We do not believe it is wise to countenance a repetition of the shortcomings and mistakes associated with that original project and yet there is a very real likelihood that this is exactly what will happen if the MoJ adheres to the current proposals and the current schedule. These risks could be averted if the project is re-set in a realistic timeframe.
Much of the criticism of the current arrangements for the provision of Probation services centres on the split between the NPS and CRCs in core offender management work. The Government has recognised this in the model that will be adopted in Wales. Yet there is no allowance in the timetable for any evaluation of the outcomes of this revised model in Wales prior to CRC contracts being re-let.

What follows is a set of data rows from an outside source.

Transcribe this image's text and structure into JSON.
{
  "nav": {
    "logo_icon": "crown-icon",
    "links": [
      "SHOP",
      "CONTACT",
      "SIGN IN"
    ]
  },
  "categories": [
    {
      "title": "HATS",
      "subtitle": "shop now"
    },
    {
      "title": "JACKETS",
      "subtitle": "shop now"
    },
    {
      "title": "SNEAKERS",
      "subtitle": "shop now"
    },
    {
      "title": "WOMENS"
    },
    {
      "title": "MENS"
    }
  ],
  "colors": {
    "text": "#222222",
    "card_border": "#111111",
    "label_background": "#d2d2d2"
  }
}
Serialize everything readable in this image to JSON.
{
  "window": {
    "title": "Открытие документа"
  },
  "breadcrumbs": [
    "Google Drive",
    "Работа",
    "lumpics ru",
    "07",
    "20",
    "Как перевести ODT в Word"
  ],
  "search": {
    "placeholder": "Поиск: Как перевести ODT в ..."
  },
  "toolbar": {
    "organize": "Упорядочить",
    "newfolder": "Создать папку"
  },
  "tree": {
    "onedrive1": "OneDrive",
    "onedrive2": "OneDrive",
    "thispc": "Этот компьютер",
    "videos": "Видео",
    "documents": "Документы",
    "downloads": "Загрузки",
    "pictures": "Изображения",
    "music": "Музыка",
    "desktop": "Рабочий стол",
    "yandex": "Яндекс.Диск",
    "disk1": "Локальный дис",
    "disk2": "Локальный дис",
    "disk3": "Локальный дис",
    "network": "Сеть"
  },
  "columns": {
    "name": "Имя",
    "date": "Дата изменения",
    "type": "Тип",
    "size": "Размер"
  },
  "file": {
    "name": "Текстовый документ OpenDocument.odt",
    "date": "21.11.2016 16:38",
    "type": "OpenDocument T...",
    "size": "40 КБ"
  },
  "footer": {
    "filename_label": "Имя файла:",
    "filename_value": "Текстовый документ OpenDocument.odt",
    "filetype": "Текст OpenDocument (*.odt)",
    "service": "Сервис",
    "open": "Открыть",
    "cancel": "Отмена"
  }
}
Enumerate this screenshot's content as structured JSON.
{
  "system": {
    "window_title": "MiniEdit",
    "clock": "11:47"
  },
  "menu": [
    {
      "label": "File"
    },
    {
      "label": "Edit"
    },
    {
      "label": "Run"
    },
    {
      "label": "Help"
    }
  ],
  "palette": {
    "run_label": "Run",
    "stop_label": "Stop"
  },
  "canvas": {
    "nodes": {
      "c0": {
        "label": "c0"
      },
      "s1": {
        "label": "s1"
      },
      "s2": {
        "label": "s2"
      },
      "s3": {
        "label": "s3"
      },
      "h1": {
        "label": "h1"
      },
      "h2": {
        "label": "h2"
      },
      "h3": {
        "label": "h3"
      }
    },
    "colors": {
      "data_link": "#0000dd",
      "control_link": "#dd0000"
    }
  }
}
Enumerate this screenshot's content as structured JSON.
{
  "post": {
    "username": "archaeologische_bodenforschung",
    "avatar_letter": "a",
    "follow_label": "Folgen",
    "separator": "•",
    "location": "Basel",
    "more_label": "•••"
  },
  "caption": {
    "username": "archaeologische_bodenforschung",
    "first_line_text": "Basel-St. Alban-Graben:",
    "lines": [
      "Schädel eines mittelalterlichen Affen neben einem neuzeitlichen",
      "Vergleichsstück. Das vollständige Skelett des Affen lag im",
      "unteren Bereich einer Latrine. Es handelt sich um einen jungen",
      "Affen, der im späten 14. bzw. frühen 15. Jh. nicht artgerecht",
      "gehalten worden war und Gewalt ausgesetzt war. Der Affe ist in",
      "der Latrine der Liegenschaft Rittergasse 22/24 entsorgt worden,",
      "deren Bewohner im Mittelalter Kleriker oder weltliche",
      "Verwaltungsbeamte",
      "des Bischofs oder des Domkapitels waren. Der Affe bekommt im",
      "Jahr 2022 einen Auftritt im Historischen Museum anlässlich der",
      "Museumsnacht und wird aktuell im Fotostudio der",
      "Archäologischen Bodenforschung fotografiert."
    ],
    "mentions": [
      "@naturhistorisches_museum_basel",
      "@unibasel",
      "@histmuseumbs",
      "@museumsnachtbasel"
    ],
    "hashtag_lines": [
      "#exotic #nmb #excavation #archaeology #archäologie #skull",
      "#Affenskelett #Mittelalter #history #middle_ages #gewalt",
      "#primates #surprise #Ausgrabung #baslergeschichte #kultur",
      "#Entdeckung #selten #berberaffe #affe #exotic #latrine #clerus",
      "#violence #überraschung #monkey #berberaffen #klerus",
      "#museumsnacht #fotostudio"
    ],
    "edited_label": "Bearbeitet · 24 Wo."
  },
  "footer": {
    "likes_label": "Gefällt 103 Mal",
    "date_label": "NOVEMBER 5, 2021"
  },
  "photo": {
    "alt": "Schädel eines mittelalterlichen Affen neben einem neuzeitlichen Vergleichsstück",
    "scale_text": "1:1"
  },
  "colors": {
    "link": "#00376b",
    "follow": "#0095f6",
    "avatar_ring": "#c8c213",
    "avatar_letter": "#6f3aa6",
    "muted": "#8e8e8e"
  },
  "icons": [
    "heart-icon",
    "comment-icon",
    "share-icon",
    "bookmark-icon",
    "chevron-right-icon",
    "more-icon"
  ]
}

We very much hope that you will accede to our suggestion above. We would then feel more confident in offering you our assurances in respect of ongoing support and advice regarding the review of the contracts.
Ben Priestley – National Officer for Police and Justice UNISON
Phil Bowen – Director – Centre for Justice Innovation
Richard Garside – Director – Centre for Crime and Justice Studies
Frances Crook – Chief Executive – Howard League
George Georgiou – National Pensions Organiser – GMB
In my opinion this is quite a tactically astute move. I doubt whether the letter writers expect Messers Stewart and Gauke to accede to their request but, by not arguing against the privatisation of the service in principle, and suggesting that a more measured procurement approach with the CRCs able to rest in public ownership, they provide a possible starting point for any new government which might come to power in the aftermath of our current national confusion over Brexit.
Both the letter writers and Ministers know that returning CRCs to public ownership as a stop-gap would be almost as legally & practically complex as the re-procurement process.
Nevertheless, it will be interesting to see Ministers’ response.